lecture, video, etc. Students then share what they said/discovered in the exploration stage and connect
it to this new info. Differing views are shared. How will you assess students explanations?
I will then talk about how Charles Young conveyed a sense of calamity in Tempered Steel with the thin
textures, beautiful and soft expressive melody that the flute and oboe play, the low level of dynamics, and
the use of legato and slurs in the music. I will also discuss how Young conveyed a sense of aggressiveness
within this piece with the use of staccatos, marcatos, accents, loud dynamics, repetition of rhythm, and a
dense texture. I will show them some of the places that these are present within the piece in the score. I will
talk about how he wrote this piece after he had overcome the most difficult time in his life, when he had
lost feeling in his arms and hands because of a disease and how he overcame it and went to therapy to get
feeling back in his hands. I will talk about how Young wrote this piece to convey all of the emotions he felt
during this struggle and how he wanted this piece to help others understand these emotions through music.
This should take about 4 minutes.

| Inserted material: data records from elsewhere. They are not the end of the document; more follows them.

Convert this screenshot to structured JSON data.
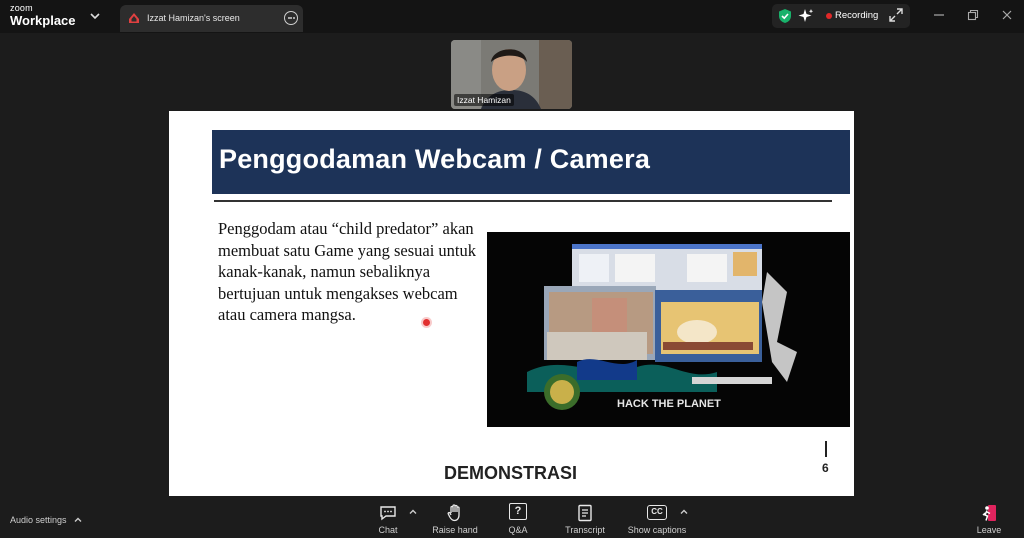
{
  "app": {
    "brand_top": "zoom",
    "brand_bottom": "Workplace"
  },
  "tab": {
    "title": "Izzat Hamizan's screen"
  },
  "status": {
    "recording_label": "Recording",
    "accent": "#e02828",
    "shield_color": "#19b26b"
  },
  "participant": {
    "name": "Izzat Hamizan"
  },
  "slide": {
    "title": "Penggodaman Webcam / Camera",
    "body": "Penggodam atau “child predator” akan membuat satu Game yang sesuai untuk kanak-kanak, namun sebaliknya bertujuan untuk mengakses webcam atau camera mangsa.",
    "image_caption": "HACK THE PLANET",
    "footer": "DEMONSTRASI",
    "page_number": "6",
    "header_color": "#1d3358"
  },
  "toolbar": {
    "audio_settings": "Audio settings",
    "chat": "Chat",
    "raise_hand": "Raise hand",
    "qa": "Q&A",
    "qa_glyph": "?",
    "transcript": "Transcript",
    "show_captions": "Show captions",
    "cc_glyph": "CC",
    "leave": "Leave"
  }
}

4. Elaborate or extend: Students apply information to a new situation. How will you assess students
ability to apply information?
I will then show parts of the score and ask them for their thoughts on what the composer was trying to say
through the specific passage now that they know why he wrote the piece and what the message of the
overall piece is..

5. Evaluate: Assess students knowledge and/or skills. What evidence will you use to prove that
students have changed their thinking or behavior?
I will be able to tell that they understand how different musical choices change the emotion of the piece
when we discuss the questions posed in the elaborate/extend part of the lesson.

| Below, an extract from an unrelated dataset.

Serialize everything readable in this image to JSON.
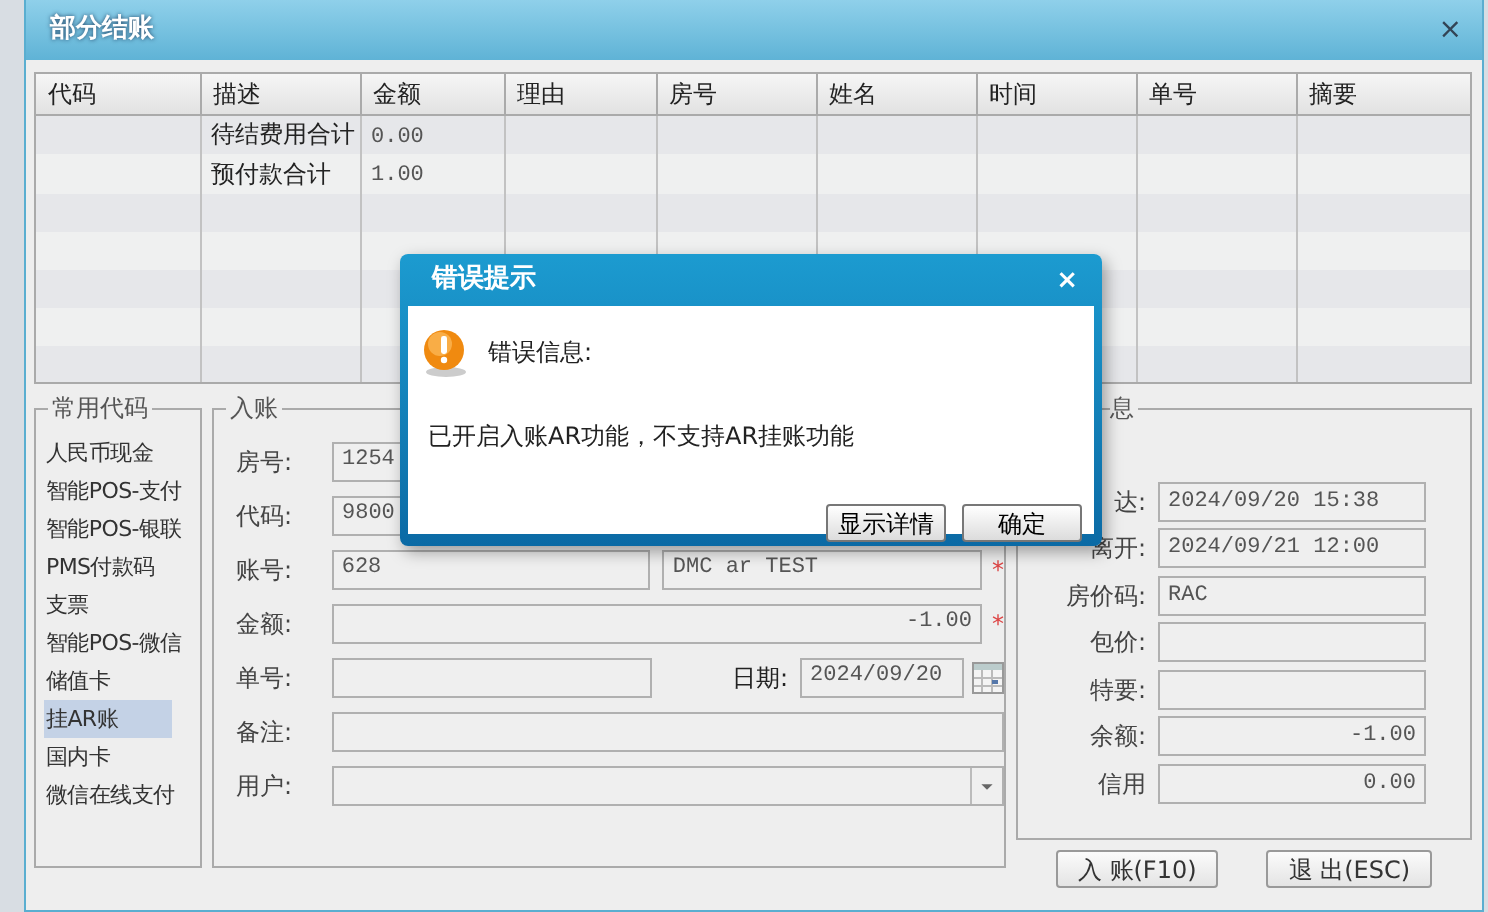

Section III (to be completed AFTER teaching the lesson!):


Reflection: What went well, what needs to be changed? List specific ideas that might improve your
lesson.
Something that I need to add to this lesson plan is an auditory aspect. I would either have them
play scales or something in contrasting styles and have them determine which emotion is being portrayed
or I would play for them different pieces and ask them what emotion corresponds to the pieces. I would
also play them the piece so they could hear how it relates and hear a good example of how the different
emotions are shown. Something that went well was that everything flowed nicely and everything came
together in the end. Everyone had really good examples too and I felt comfortable up there which was
good.